→ **EXERCISE**
Records follow. Copy every line with "stevezionescu".
::::
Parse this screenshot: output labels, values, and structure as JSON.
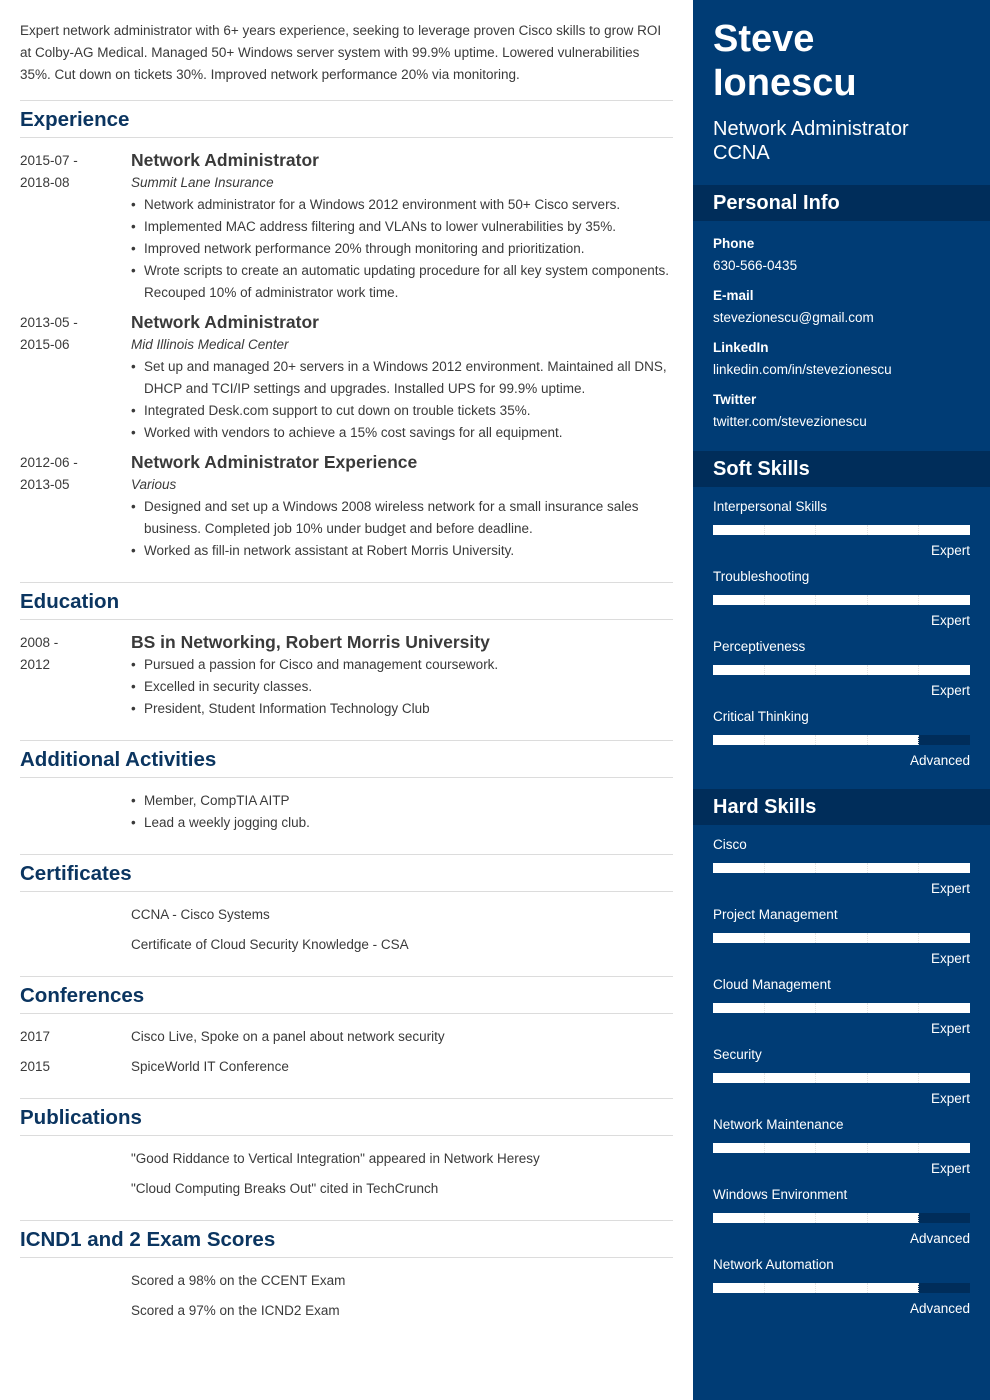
{
  "summary": "Expert network administrator with 6+ years experience, seeking to leverage proven Cisco skills to grow ROI at Colby-AG Medical. Managed 50+ Windows server system with 99.9% uptime. Lowered vulnerabilities 35%. Cut down on tickets 30%. Improved network performance 20% via monitoring.",
  "experience": {
    "title": "Experience",
    "entries": [
      {
        "date_start": "2015-07 -",
        "date_end": "2018-08",
        "title": "Network Administrator",
        "company": "Summit Lane Insurance",
        "bullets": [
          "Network administrator for a Windows 2012  environment with 50+ Cisco servers.",
          "Implemented MAC address filtering and VLANs to lower vulnerabilities by 35%.",
          "Improved network performance 20% through monitoring and prioritization.",
          "Wrote scripts to create an automatic updating procedure for all key system components. Recouped 10% of administrator work time."
        ]
      },
      {
        "date_start": "2013-05 -",
        "date_end": "2015-06",
        "title": "Network Administrator",
        "company": "Mid Illinois Medical Center",
        "bullets": [
          "Set up and managed 20+ servers in a Windows 2012 environment. Maintained all DNS, DHCP and TCI/IP settings and upgrades. Installed UPS for 99.9% uptime.",
          "Integrated Desk.com support to cut down on trouble tickets 35%.",
          "Worked with vendors to achieve a 15% cost savings for all equipment."
        ]
      },
      {
        "date_start": "2012-06 -",
        "date_end": "2013-05",
        "title": "Network Administrator Experience",
        "company": "Various",
        "bullets": [
          "Designed and set up a Windows 2008 wireless network for a small insurance sales business. Completed job 10% under budget and before deadline.",
          "Worked as fill-in network assistant at Robert Morris University."
        ]
      }
    ]
  },
  "education": {
    "title": "Education",
    "entries": [
      {
        "date_start": "2008 -",
        "date_end": "2012",
        "title": "BS in Networking, Robert Morris University",
        "bullets": [
          "Pursued a passion for Cisco and management coursework.",
          "Excelled in security classes.",
          "President, Student Information Technology Club"
        ]
      }
    ]
  },
  "activities": {
    "title": "Additional Activities",
    "bullets": [
      "Member, CompTIA AITP",
      "Lead a weekly jogging club."
    ]
  },
  "certificates": {
    "title": "Certificates",
    "items": [
      "CCNA - Cisco Systems",
      "Certificate of Cloud Security Knowledge - CSA"
    ]
  },
  "conferences": {
    "title": "Conferences",
    "items": [
      {
        "year": "2017",
        "text": "Cisco Live, Spoke on a panel about network security"
      },
      {
        "year": "2015",
        "text": "SpiceWorld IT Conference"
      }
    ]
  },
  "publications": {
    "title": "Publications",
    "items": [
      "\"Good Riddance to Vertical Integration\" appeared in Network Heresy",
      "\"Cloud Computing Breaks Out\" cited in TechCrunch"
    ]
  },
  "exams": {
    "title": "ICND1 and 2 Exam Scores",
    "items": [
      "Scored a 98% on the CCENT Exam",
      "Scored a 97% on the ICND2 Exam"
    ]
  },
  "sidebar": {
    "first_name": "Steve",
    "last_name": "Ionescu",
    "headline_1": "Network Administrator",
    "headline_2": "CCNA",
    "personal_info": {
      "title": "Personal Info",
      "fields": [
        {
          "label": "Phone",
          "value": "630-566-0435"
        },
        {
          "label": "E-mail",
          "value": "stevezionescu@gmail.com"
        },
        {
          "label": "LinkedIn",
          "value": "linkedin.com/in/stevezionescu"
        },
        {
          "label": "Twitter",
          "value": "twitter.com/stevezionescu"
        }
      ]
    },
    "soft_skills": {
      "title": "Soft Skills",
      "items": [
        {
          "name": "Interpersonal Skills",
          "level": "Expert",
          "rating": 5,
          "max": 5
        },
        {
          "name": "Troubleshooting",
          "level": "Expert",
          "rating": 5,
          "max": 5
        },
        {
          "name": "Perceptiveness",
          "level": "Expert",
          "rating": 5,
          "max": 5
        },
        {
          "name": "Critical Thinking",
          "level": "Advanced",
          "rating": 4,
          "max": 5
        }
      ]
    },
    "hard_skills": {
      "title": "Hard Skills",
      "items": [
        {
          "name": "Cisco",
          "level": "Expert",
          "rating": 5,
          "max": 5
        },
        {
          "name": "Project Management",
          "level": "Expert",
          "rating": 5,
          "max": 5
        },
        {
          "name": "Cloud Management",
          "level": "Expert",
          "rating": 5,
          "max": 5
        },
        {
          "name": "Security",
          "level": "Expert",
          "rating": 5,
          "max": 5
        },
        {
          "name": "Network Maintenance",
          "level": "Expert",
          "rating": 5,
          "max": 5
        },
        {
          "name": "Windows Environment",
          "level": "Advanced",
          "rating": 4,
          "max": 5
        },
        {
          "name": "Network Automation",
          "level": "Advanced",
          "rating": 4,
          "max": 5
        }
      ]
    }
  }
}
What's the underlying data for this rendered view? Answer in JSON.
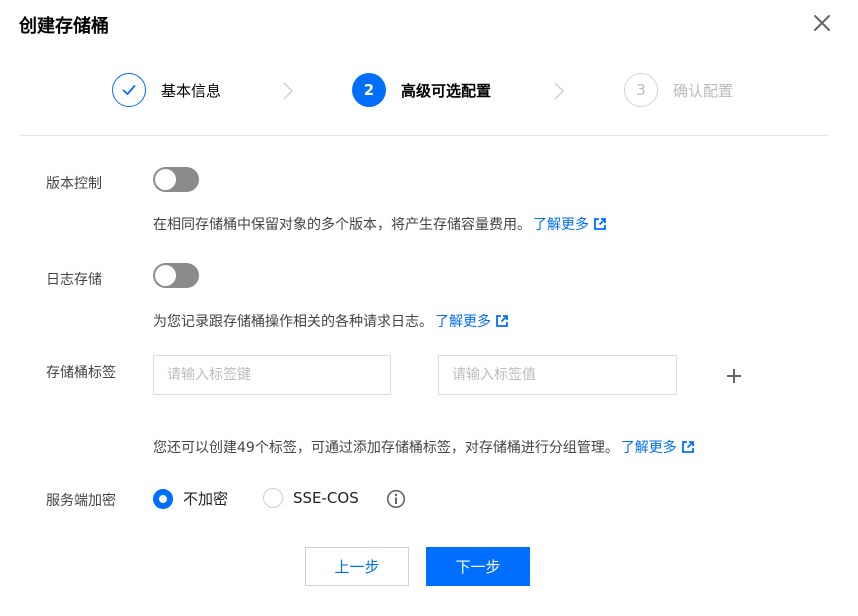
{
  "dialog": {
    "title": "创建存储桶"
  },
  "steps": [
    {
      "number": "",
      "label": "基本信息",
      "state": "done"
    },
    {
      "number": "2",
      "label": "高级可选配置",
      "state": "active"
    },
    {
      "number": "3",
      "label": "确认配置",
      "state": "pending"
    }
  ],
  "versioning": {
    "label": "版本控制",
    "enabled": false,
    "description": "在相同存储桶中保留对象的多个版本，将产生存储容量费用。",
    "link": "了解更多"
  },
  "logging": {
    "label": "日志存储",
    "enabled": false,
    "description": "为您记录跟存储桶操作相关的各种请求日志。",
    "link": "了解更多"
  },
  "tags": {
    "label": "存储桶标签",
    "key_placeholder": "请输入标签键",
    "key_value": "",
    "value_placeholder": "请输入标签值",
    "value_value": "",
    "hint": "您还可以创建49个标签，可通过添加存储桶标签，对存储桶进行分组管理。",
    "link": "了解更多"
  },
  "encryption": {
    "label": "服务端加密",
    "options": [
      {
        "label": "不加密",
        "checked": true
      },
      {
        "label": "SSE-COS",
        "checked": false
      }
    ]
  },
  "footer": {
    "prev_label": "上一步",
    "next_label": "下一步"
  },
  "colors": {
    "accent": "#006eff",
    "switch_off": "#8b8b8b"
  }
}
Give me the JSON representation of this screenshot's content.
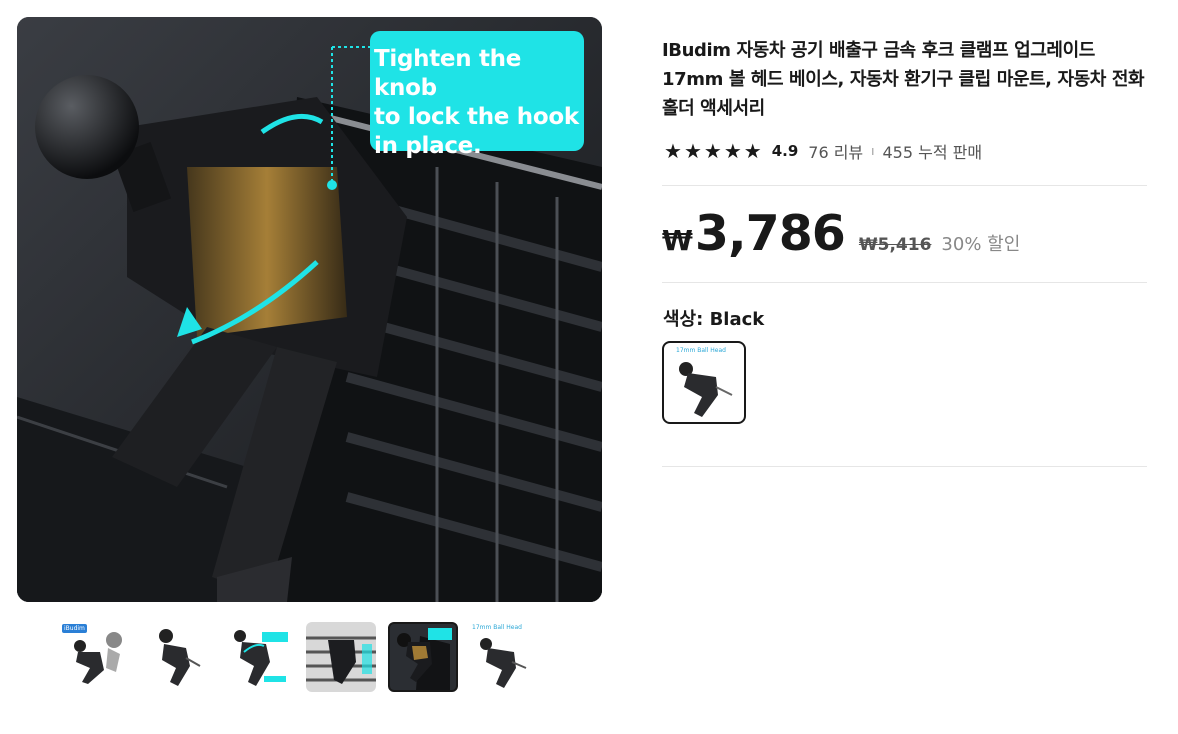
{
  "gallery": {
    "main_image_callout": "Tighten the knob\nto lock the hook\nin place.",
    "thumbnails": [
      {
        "tag": "iBudim",
        "selected": false
      },
      {
        "tag": "",
        "selected": false
      },
      {
        "tag": "",
        "selected": false
      },
      {
        "tag": "",
        "selected": false
      },
      {
        "tag": "",
        "selected": true
      },
      {
        "tag": "17mm Ball Head",
        "selected": false
      }
    ]
  },
  "product": {
    "title": "IBudim 자동차 공기 배출구 금속 후크 클램프 업그레이드 17mm 볼 헤드 베이스, 자동차 환기구 클립 마운트, 자동차 전화 홀더 액세서리",
    "rating": "4.9",
    "reviews": "76 리뷰",
    "separator": "ı",
    "sold": "455 누적 판매",
    "star_count": 5,
    "price_symbol": "₩",
    "price": "3,786",
    "original_price": "₩5,416",
    "discount": "30% 할인",
    "color_label": "색상: Black",
    "color_option_tag": "17mm Ball Head"
  }
}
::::
→ **RESULT FOR THIS TASK**
          "value": "stevezionescu@gmail.com"
          "value": "linkedin.com/in/stevezionescu"
          "value": "twitter.com/stevezionescu"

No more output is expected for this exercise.